Vodafone is on the Board of the UK Council for Child Internet Safety, a policy advisory group chaired by government ministers and comprised of organisations from government, industry, law, academia and the charity sector, all of which work in partnership to help keep children safe online. In 2014/15, we also chaired the Family Online Safety Institute and the IWF Funding Council.

In focus: Keeping families safe and secure online

Vodafone Secure Net offers customers protection for their whole family when browsing the internet. Working as part of the network, without the need for additional downloads, it protects against viruses, dangerous files and harmful websites. And it can all be controlled from any device with a Vodafone connection. Find out more at Vodafone Secure Net.

Blocking child abuse content

The internet contains a large amount of material that is not suitable for under 18s. There is also a much smaller amount of content accessible on the internet that relates to child sexual abuse and is illegal in most countries.

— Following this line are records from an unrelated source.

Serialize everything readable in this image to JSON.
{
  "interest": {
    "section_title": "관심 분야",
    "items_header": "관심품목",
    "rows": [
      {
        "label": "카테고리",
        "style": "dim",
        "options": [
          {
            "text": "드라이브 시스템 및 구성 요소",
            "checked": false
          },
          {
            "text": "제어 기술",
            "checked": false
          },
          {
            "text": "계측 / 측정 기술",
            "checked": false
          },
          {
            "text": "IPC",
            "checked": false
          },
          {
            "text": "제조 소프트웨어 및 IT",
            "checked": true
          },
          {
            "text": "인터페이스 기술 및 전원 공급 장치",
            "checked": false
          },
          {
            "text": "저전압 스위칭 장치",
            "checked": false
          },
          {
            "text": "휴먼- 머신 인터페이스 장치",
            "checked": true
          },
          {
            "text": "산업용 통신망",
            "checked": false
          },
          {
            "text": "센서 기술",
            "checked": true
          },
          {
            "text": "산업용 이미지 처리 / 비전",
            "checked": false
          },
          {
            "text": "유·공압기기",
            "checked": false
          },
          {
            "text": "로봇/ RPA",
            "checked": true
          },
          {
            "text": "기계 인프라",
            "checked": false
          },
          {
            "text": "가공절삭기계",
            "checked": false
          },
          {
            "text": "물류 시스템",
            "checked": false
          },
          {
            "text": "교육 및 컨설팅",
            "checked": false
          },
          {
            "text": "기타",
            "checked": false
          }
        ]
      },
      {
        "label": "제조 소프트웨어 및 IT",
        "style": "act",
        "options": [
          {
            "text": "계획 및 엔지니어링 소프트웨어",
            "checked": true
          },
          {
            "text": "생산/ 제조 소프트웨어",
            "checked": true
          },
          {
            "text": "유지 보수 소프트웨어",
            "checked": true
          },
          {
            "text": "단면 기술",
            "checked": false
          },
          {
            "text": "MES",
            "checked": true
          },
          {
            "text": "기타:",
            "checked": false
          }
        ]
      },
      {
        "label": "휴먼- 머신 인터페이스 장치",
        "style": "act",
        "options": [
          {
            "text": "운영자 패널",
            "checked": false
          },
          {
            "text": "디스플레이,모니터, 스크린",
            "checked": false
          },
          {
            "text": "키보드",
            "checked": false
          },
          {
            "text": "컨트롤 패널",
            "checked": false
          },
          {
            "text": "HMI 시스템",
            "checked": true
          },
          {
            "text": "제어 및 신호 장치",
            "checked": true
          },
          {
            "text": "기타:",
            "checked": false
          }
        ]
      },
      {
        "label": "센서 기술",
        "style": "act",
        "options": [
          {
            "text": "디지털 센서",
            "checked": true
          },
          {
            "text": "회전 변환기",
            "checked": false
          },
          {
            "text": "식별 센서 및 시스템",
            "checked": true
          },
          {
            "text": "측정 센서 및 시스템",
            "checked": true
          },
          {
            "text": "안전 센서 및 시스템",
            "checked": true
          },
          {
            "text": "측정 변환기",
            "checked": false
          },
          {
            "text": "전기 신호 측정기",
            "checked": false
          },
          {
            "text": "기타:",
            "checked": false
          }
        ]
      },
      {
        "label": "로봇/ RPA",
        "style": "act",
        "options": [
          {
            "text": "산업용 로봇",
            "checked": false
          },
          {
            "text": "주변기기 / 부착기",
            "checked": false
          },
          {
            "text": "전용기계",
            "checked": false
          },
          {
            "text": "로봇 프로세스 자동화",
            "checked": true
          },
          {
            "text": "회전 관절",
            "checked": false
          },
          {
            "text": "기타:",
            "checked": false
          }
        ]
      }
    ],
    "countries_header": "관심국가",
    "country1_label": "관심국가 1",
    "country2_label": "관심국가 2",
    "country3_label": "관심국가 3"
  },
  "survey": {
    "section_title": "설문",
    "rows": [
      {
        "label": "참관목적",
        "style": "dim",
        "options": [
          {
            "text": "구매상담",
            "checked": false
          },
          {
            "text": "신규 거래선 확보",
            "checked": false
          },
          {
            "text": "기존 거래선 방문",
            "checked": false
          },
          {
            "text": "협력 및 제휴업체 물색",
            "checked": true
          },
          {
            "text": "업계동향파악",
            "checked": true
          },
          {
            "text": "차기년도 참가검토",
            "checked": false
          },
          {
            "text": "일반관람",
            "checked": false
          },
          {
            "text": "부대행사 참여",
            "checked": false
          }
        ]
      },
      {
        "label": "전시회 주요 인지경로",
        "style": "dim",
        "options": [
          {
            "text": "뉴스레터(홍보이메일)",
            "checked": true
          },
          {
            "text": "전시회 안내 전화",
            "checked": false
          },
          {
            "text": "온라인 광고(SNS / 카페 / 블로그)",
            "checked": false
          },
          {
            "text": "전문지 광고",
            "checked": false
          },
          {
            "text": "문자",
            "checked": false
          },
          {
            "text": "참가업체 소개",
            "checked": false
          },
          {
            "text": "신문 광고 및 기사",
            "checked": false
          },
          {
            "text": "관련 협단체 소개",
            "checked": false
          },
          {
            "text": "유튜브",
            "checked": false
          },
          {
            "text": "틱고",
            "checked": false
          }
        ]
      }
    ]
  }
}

Vodafone is committed to doing all it can to remove such content from the internet. We have Notice and Takedown procedures in place to ensure this illegal content is removed or dealt with appropriately, should it be found on our servers, and to coordinate with law enforcement agencies on any subsequent investigation.

Additionally, as a member of the IWF, we maintain filters on our own networks that block access to web pages known to host child sexual abuse content, using a block list provided by the IWF. We do this in the majority of our markets in the EU, with the exception of the Netherlands and Germany, where it is not legal to use such a block list.

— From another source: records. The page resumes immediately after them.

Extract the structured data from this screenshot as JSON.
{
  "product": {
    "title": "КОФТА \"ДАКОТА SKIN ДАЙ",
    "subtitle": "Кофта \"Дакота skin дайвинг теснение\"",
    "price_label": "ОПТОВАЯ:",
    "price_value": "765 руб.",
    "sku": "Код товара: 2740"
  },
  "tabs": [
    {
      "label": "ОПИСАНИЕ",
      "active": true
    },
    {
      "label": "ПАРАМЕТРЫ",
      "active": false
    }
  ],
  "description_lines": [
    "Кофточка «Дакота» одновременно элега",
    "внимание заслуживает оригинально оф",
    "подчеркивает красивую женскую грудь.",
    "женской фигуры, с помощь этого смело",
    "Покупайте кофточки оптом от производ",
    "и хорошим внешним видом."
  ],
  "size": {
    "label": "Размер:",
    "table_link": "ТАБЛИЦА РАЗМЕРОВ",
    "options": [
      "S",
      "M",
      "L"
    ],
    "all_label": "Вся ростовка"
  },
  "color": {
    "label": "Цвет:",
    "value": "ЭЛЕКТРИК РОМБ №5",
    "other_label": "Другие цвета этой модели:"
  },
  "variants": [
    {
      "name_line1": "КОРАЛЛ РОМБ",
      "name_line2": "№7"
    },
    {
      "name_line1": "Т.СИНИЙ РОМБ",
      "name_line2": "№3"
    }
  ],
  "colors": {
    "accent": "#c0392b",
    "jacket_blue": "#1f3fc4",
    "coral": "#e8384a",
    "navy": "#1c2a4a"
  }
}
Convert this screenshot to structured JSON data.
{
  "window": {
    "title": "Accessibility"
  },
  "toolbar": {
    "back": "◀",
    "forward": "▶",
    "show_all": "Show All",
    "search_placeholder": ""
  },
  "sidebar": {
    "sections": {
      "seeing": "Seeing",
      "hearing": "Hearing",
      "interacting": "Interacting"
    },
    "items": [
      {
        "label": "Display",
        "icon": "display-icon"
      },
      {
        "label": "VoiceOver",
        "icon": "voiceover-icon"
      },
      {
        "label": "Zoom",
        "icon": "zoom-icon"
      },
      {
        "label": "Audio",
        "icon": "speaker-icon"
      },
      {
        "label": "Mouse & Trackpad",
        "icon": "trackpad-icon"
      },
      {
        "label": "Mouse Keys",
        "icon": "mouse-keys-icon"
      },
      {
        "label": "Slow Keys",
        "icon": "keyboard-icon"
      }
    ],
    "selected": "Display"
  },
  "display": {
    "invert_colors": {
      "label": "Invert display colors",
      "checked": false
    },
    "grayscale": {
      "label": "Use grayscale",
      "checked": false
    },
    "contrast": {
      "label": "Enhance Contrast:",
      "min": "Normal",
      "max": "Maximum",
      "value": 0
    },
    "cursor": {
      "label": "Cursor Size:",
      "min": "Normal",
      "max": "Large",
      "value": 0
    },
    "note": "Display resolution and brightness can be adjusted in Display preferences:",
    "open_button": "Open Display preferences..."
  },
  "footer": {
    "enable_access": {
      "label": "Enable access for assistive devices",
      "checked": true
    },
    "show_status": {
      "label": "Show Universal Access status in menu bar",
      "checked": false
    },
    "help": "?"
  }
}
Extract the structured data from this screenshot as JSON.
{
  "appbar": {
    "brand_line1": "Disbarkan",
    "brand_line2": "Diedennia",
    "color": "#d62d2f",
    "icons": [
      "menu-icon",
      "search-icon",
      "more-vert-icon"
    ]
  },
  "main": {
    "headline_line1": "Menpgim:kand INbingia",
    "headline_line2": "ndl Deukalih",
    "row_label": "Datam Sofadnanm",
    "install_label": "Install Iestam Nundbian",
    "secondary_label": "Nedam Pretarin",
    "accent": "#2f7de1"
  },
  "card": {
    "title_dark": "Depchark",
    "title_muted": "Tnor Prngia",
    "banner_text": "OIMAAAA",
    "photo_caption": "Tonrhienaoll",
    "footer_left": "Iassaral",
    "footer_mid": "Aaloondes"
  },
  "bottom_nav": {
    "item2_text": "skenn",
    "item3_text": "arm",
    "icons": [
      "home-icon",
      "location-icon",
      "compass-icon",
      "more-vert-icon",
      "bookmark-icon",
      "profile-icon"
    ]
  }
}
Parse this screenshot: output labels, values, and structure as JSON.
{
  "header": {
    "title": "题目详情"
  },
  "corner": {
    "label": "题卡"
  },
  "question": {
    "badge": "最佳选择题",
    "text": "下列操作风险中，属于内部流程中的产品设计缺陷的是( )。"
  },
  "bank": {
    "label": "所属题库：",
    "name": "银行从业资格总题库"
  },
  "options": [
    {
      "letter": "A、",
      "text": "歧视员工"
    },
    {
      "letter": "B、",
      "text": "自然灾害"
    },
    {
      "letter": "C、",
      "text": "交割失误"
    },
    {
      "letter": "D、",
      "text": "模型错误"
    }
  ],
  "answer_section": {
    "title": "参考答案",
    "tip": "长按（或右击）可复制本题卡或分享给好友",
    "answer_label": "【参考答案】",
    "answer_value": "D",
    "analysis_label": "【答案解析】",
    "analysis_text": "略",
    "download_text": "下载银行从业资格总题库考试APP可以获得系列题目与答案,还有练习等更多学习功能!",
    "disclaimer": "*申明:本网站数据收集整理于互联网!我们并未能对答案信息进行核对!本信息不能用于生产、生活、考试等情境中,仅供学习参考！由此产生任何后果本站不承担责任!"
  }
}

Much of this illegal content is hosted in countries where Vodafone and other major operators do not have an operating business. The Mobile Alliance Against Child Sexual Abuse Content, established by the global industry body, the GSM Association (GSMA), aims to tackle this issue. Vodafone is a founding member of the Alliance, which is supported by more than 100 operators.

The Alliance provides best-practice advice and support to mobile operators worldwide to obstruct the use of mobile networks and services by individuals or organisations wishing to consume or profit from child sexual abuse content. It also provides support for law enforcement agencies seeking to investigate such activities. The Alliance is active in more than 67 countries and seeks to protect more than 757 million mobile phone users from exposure to illegal content accessed via the member operators’ own networks.

Educating parents and children

Our Digital Parenting website provides up-to-date guidance on protecting children from inappropriate content and the risks associated with social media sites. The accompanying magazines, also available online, offer views from experts and practical information about how to set up parental controls on handsets. In 2014/15, we sent the latest issue of the magazine to 3,300 schools in the Netherlands and distributed 1.2 million copies to schools across the UK. For more information, visit our Digital Parenting website or download our free Digital Parenting magazine.

We also offer free online resources, such as My Tech Family, to help parents, teachers and children improve their understanding of digital technology and get the most out of it. See case study below.

In focus: Promoting digital skills among families in the UK

Over 60% of parents think digital technology is changing so quickly that it is widening the generation gap2. We are helping children from 17,000 primary schools learn about using this technology together with their parents, so they can tap into the benefits safely.

In 2014/15, the Vodafone Foundation partnered with The Parent Zone, to launch My Tech Family, an online resource that encourages people to take part in digital activities as a family. From making a movie to creating an animation, My Tech Family offers a range of fun and creative digital activities for children and parents to enjoy together. It also provides free presentations and lesson plans to help teachers introduce My Tech Family to primary school classrooms.

Visit My Tech Family for more information.

Notes:

  1. Ofcom report, 2014 (pdf, 2.4 MB)
  2. A study of 1,000 parents conducted by The Parent Zone